Let us introduce ourselves; Judy & Paul Boucher and family. Weve been doing this for 25 years and have learned a thing or two on how to take the worry out of the wilderness experience. Our staff will help you with anything you may not understand or solve any mechanical glitch right away. In short: we treat you like family!
Just a note to let you know our recent fishing junket to your Mojikit South Outpost.
Ive been coming to Armstrong area since 1972 and have probably flown in with 6-7 different outfitters over the years to numerous outposts. Your Mojikit South camp is clearly the nicest camp I have been to. The cabin is beautiful and roomy. Great kitchen and dining area. Beautiful screened in deck and outside porch overlooking the channel. Large chest freezer and a frig that actually keeps things cold. Screened in fishing cleaning house with running water. Bedrooms that are roomy. Vaulted ceiling the the cabin is a plus. The cabin is centrally located to both the lake and the Ogoki Reservoir.
The boats are the best that Ive ever experienced at an outpost. The inside bottoms consist of flat carpeted panels. easy to get in and out of. 1st time Ive fished an outpost with "dry" feet. The boats had comfortable swivel seats and 15 & 20 hp 4-stroke engines that worked great.

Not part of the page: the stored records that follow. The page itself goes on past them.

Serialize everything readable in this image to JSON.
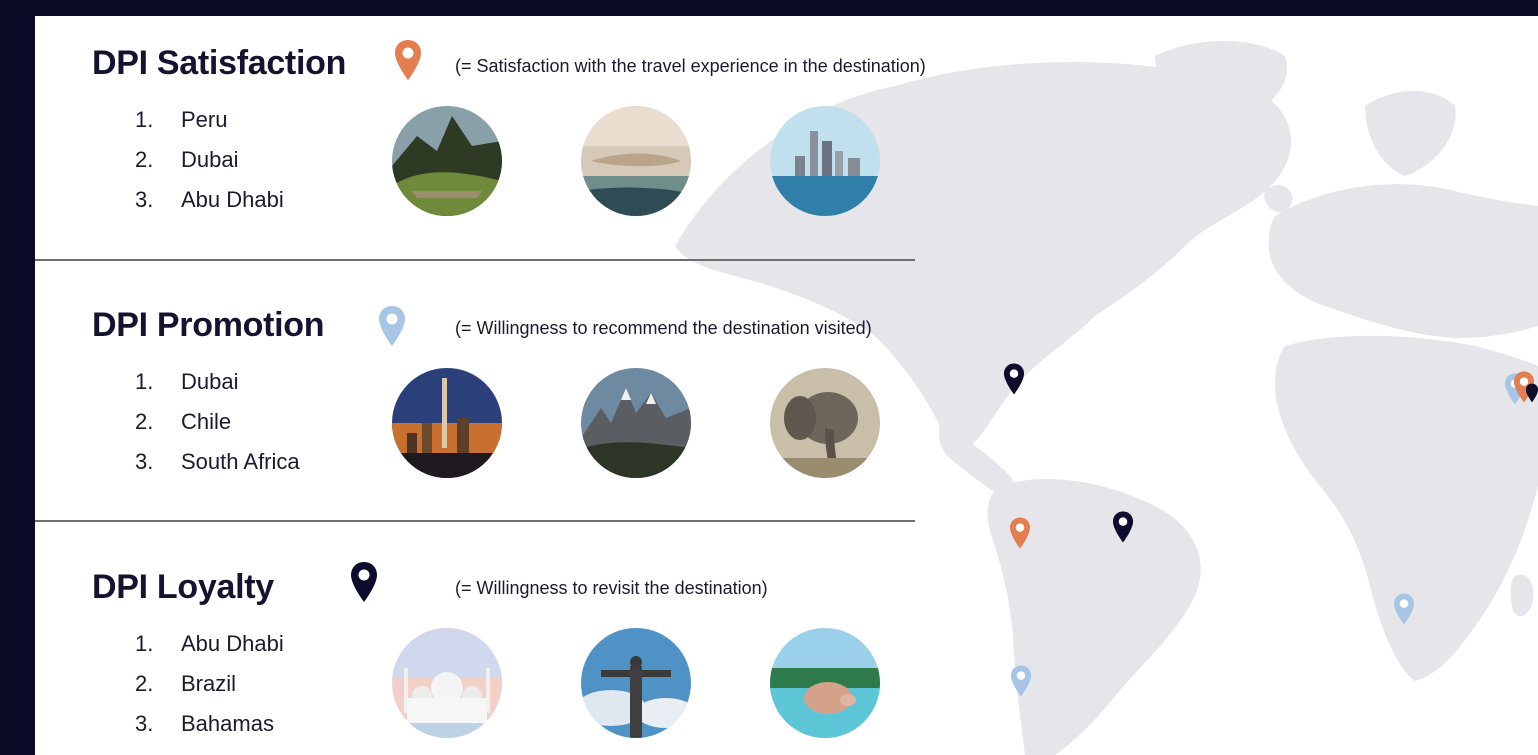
{
  "colors": {
    "background": "#0b0b26",
    "satisfaction_pin": "#e47d50",
    "promotion_pin": "#a7c5e4",
    "loyalty_pin": "#0e0d2d",
    "map_land": "#e6e6ea"
  },
  "sections": [
    {
      "title": "DPI Satisfaction",
      "pin_icon": "map-pin-orange",
      "subtitle": "(= Satisfaction with the travel experience in the destination)",
      "items": [
        {
          "num": "1.",
          "name": "Peru"
        },
        {
          "num": "2.",
          "name": "Dubai"
        },
        {
          "num": "3.",
          "name": "Abu Dhabi"
        }
      ],
      "photos": [
        "machu-picchu-photo",
        "palm-jumeirah-photo",
        "abu-dhabi-skyline-photo"
      ]
    },
    {
      "title": "DPI Promotion",
      "pin_icon": "map-pin-light-blue",
      "subtitle": "(= Willingness to recommend the destination visited)",
      "items": [
        {
          "num": "1.",
          "name": "Dubai"
        },
        {
          "num": "2.",
          "name": "Chile"
        },
        {
          "num": "3.",
          "name": "South Africa"
        }
      ],
      "photos": [
        "dubai-night-skyline-photo",
        "patagonia-mountains-photo",
        "elephant-photo"
      ]
    },
    {
      "title": "DPI Loyalty",
      "pin_icon": "map-pin-navy",
      "subtitle": "(= Willingness to revisit the destination)",
      "items": [
        {
          "num": "1.",
          "name": "Abu Dhabi"
        },
        {
          "num": "2.",
          "name": "Brazil"
        },
        {
          "num": "3.",
          "name": "Bahamas"
        }
      ],
      "photos": [
        "sheikh-zayed-mosque-photo",
        "christ-the-redeemer-photo",
        "swimming-pig-photo"
      ]
    }
  ],
  "map_pins": [
    {
      "marks": "Bahamas",
      "category": "loyalty"
    },
    {
      "marks": "Peru",
      "category": "satisfaction"
    },
    {
      "marks": "Brazil",
      "category": "loyalty"
    },
    {
      "marks": "Chile",
      "category": "promotion"
    },
    {
      "marks": "South Africa",
      "category": "promotion"
    },
    {
      "marks": "Dubai",
      "category": "promotion"
    },
    {
      "marks": "Dubai",
      "category": "satisfaction"
    },
    {
      "marks": "Abu Dhabi",
      "category": "loyalty"
    }
  ]
}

We will definitely be back. Everything about Ogoki Frontier was quality. My two grandchildren had the time of their lives, as did the other 2 members of our party. Thanks for the memories.